We can see him at Selfridge's as well this year.

I hope that this young puppy is not referring to you, Sir. Mine is an immediate, practical point of order to do with the proceedings that the House indulged in a few moments ago.

As understand it, the practical result of the injunction obtained by the Attorney-General in the courts is that if the BBC wanted to broadcast the exchanges that took place it would have to introduce a bleep the moment the name of Mr. Peter Wright was mentioned. Is that really the practical result of this injunction? If that is so, is it not totally unacceptable censorship of the House of Commons?

I am not an expert on injunctions, so I cannot answer the hon. Gentleman's question. However, I shall ensure that the rights and privileges of the House are upheld.

I cannot help the hon. Gentleman, but I call him to put his point of order.

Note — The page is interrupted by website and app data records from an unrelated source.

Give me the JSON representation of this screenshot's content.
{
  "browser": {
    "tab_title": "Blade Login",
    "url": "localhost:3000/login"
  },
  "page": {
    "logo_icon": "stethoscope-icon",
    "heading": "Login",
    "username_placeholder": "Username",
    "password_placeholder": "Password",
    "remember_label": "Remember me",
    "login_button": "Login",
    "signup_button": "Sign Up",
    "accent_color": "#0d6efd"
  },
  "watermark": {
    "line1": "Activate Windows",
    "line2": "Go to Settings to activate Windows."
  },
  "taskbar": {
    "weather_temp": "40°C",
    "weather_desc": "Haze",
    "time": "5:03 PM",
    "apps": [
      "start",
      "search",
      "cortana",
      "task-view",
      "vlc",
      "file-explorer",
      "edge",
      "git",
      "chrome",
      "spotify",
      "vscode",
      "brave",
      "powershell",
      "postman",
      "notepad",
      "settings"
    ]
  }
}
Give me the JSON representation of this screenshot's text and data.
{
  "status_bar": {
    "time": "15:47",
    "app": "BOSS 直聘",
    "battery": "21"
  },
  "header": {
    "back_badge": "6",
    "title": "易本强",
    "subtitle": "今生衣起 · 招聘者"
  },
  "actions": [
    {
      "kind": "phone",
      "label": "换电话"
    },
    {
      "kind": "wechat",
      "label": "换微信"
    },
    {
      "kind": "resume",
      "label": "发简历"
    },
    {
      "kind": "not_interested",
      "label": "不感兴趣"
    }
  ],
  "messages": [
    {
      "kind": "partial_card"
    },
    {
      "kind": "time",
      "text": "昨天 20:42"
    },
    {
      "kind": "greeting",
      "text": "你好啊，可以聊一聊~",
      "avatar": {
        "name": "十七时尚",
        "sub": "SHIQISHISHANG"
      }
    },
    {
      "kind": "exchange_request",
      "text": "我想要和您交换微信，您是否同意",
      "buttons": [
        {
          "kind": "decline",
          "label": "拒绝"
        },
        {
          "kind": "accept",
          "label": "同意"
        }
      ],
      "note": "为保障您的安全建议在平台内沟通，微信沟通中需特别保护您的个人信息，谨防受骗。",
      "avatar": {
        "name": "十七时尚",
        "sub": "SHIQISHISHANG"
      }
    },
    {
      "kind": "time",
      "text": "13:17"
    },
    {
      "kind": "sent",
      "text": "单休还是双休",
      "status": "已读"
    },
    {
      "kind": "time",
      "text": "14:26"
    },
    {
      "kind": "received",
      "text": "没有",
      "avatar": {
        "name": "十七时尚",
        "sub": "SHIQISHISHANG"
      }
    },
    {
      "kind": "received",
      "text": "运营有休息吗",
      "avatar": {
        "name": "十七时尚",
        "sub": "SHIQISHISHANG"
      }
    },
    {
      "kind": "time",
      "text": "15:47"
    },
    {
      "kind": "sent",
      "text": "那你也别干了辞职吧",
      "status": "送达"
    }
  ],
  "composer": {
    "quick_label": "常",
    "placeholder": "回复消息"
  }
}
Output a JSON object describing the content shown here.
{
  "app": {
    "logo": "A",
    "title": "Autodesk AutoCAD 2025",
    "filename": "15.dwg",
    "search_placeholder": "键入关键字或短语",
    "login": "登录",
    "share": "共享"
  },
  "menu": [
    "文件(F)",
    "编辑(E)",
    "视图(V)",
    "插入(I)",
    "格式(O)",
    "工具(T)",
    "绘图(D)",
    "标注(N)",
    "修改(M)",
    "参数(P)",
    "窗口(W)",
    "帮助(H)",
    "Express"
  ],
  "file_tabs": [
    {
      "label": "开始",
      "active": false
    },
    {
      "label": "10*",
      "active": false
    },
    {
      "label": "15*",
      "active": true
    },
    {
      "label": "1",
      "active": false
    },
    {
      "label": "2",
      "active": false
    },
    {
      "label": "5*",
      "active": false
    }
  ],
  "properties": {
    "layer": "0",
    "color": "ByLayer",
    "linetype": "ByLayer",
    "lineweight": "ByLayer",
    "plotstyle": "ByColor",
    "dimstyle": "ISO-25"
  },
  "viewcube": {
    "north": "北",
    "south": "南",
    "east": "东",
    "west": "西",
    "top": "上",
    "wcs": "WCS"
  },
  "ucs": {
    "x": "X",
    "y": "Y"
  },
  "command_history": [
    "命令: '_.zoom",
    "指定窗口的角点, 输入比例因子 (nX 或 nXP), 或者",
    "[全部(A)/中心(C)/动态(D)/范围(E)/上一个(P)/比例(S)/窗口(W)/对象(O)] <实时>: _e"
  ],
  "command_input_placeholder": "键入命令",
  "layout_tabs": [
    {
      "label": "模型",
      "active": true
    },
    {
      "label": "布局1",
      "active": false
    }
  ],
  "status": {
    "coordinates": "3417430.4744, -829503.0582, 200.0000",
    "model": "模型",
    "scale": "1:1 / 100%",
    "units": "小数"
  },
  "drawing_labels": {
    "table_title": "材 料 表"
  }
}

Thank you, Mr. Speaker. On Friday the whole nation heard on the BBC 6 o'clock news that the Corporation was unable to report part of what went on in Parliament because of the injunction that had been obtained against it. Therefore, I ask you to give a ruling on this question. If the BBC is prevented by an injunction from reporting part of what goes on in Parliament, it follows that that is an infringement of the rights of Parliament to discuss what it wishes. Surely it also calls into question Hansard and its distribution, because if the injunction covers what is said in Parliament, quite specifically the BBC, newspapers and other news media are prevented from reporting exactly what is said in Parliament.

You, Mr. Speaker, have the right to uphold the legal immunity of Parliament to disuss what it wishes, in the way that it wishes, and to uphold the right of the report of its proceedings to be freely available to every person in Britain. Quite clearly, in granting this injunction against the BBC last week the courts have infringed that right. We appeal to you to protect our right to speak freely in the House and, above all, to protect the rights of people outside Parliament to listen to what we discuss.

I can only repeat what I have already said; that whether a broadcast is made is not a matter for me. I certainly uphold the right of hon. Members to have their say in this Chamber and their right to be reported in Hansard.